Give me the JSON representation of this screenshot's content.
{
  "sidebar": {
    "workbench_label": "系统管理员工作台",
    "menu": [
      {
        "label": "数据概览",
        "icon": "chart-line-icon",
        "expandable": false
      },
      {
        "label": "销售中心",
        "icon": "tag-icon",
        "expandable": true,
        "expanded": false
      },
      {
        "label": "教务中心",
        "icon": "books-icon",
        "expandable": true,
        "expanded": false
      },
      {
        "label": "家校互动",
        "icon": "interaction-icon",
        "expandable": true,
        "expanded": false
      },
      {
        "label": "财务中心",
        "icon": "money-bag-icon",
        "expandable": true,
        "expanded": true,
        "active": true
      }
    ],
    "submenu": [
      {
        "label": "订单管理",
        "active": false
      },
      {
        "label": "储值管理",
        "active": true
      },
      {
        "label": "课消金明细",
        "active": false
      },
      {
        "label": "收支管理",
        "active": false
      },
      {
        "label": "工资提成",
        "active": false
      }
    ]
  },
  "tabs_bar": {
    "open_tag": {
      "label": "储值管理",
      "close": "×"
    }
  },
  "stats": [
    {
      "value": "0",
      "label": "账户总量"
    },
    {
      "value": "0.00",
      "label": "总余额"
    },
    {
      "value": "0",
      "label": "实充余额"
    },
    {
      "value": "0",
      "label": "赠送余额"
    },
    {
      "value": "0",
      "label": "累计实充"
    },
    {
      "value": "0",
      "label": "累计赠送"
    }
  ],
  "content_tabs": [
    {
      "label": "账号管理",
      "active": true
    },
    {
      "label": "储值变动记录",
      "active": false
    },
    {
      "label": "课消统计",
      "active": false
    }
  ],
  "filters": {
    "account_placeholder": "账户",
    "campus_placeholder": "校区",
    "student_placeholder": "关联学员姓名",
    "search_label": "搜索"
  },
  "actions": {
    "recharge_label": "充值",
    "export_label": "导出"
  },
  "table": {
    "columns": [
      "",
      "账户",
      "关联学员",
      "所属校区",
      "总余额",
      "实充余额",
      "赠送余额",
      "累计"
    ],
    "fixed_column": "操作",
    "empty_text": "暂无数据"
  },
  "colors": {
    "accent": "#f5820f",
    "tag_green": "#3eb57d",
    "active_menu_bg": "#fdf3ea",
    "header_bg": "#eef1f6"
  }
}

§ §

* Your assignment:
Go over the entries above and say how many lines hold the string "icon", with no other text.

* Your response:
5